## Exercise
What lines in the records below include the word "icon"? Return each one.

## Dataset rows describing interfaces
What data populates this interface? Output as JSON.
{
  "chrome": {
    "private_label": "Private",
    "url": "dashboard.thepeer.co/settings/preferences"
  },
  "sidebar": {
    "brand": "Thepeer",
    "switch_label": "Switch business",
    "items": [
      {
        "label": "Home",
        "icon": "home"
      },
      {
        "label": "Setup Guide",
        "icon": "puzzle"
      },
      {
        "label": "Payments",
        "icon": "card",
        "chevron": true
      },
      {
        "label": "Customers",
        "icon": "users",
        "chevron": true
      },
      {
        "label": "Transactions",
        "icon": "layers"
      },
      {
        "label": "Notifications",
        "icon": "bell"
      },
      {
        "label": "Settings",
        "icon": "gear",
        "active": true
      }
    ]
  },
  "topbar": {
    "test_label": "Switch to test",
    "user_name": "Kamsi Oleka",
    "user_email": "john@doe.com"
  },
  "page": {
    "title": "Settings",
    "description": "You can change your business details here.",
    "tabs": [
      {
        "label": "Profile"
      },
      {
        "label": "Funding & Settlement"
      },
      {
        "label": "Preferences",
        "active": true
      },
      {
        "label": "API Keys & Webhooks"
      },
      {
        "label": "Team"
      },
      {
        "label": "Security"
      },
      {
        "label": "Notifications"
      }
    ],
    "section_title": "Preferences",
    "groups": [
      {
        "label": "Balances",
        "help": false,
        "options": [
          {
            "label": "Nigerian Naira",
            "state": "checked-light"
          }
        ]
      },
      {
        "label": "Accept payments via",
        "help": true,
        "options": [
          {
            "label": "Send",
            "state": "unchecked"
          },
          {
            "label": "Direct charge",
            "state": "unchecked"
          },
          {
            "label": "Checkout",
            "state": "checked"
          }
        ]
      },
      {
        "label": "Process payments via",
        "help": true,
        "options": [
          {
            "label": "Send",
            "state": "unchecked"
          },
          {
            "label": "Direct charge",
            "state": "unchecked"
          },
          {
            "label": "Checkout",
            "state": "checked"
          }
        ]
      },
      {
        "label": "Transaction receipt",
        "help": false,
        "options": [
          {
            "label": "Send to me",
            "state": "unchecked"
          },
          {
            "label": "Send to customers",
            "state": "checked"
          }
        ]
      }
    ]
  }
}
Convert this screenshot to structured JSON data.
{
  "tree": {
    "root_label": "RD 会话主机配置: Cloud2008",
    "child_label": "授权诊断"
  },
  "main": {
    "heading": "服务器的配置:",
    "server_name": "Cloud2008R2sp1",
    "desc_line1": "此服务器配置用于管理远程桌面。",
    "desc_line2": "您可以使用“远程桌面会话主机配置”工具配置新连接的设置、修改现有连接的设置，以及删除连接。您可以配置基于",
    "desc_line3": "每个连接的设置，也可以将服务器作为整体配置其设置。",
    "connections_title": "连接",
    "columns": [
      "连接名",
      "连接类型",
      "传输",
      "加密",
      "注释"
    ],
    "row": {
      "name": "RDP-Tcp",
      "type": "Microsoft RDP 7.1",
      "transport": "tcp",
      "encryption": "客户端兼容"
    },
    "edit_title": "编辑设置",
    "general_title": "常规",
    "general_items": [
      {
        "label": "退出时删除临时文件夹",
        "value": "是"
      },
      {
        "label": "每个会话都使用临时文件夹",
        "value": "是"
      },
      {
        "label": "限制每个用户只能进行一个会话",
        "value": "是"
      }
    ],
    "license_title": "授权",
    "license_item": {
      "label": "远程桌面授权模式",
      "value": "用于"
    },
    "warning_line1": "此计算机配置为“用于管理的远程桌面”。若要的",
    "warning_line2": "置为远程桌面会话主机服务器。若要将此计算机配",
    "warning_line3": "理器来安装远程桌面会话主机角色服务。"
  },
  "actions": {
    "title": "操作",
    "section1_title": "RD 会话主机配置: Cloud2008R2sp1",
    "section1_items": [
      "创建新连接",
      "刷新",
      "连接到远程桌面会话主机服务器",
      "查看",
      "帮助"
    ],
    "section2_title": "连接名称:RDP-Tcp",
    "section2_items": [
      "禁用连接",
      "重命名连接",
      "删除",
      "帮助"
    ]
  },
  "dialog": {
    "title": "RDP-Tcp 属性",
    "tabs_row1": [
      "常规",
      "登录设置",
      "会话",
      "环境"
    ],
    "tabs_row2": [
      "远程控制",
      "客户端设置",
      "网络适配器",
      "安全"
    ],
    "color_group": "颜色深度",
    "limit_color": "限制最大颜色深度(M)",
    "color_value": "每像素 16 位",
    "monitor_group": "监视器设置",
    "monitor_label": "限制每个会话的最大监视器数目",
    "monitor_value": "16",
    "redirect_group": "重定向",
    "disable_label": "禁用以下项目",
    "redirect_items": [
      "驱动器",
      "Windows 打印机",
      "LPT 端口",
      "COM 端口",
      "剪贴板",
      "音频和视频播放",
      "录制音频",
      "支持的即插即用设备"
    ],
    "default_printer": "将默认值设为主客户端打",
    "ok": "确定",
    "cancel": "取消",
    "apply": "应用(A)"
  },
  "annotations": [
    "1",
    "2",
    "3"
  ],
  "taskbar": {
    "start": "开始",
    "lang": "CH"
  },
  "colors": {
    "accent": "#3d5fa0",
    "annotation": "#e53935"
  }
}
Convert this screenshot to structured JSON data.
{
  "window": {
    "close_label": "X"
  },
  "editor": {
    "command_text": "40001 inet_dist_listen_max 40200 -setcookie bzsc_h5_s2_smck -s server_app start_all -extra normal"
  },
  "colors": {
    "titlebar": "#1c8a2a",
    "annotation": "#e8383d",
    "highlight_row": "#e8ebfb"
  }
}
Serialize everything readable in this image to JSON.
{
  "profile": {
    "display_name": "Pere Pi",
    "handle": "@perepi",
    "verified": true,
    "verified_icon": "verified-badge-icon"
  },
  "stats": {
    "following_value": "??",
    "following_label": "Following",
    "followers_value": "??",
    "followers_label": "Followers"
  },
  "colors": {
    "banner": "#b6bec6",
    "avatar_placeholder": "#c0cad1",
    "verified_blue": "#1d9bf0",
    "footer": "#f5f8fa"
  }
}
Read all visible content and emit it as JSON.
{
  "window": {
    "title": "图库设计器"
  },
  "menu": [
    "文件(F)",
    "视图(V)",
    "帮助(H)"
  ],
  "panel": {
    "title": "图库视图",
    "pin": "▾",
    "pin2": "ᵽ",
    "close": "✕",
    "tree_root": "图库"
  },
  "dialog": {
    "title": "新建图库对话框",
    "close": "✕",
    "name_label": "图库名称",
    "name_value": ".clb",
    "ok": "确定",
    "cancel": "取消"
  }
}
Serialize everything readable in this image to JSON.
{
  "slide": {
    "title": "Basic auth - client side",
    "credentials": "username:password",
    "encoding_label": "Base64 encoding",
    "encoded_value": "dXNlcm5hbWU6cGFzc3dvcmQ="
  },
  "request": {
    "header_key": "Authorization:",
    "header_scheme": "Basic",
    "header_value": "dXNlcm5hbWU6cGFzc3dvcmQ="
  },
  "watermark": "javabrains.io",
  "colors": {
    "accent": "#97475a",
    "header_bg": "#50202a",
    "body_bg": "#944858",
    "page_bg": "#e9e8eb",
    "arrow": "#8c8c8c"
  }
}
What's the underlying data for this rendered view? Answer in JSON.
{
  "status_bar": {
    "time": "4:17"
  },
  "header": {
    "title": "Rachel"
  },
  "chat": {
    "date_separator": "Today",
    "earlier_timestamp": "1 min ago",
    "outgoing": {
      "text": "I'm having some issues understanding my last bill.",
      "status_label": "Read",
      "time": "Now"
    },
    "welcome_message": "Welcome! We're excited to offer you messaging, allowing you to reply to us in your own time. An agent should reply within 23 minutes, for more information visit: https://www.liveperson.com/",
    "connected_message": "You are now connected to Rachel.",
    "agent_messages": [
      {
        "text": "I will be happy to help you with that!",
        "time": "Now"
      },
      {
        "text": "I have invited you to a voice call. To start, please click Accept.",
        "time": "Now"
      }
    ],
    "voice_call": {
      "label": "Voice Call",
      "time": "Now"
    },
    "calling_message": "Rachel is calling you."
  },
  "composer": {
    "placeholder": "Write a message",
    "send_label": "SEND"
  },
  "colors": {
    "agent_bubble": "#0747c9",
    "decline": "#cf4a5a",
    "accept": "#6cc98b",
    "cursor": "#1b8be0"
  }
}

## Response to this exercise
        "icon": "home"
        "icon": "puzzle"
        "icon": "card",
        "icon": "users",
        "icon": "layers"
        "icon": "bell"
        "icon": "gear",
    "verified_icon": "verified-badge-icon"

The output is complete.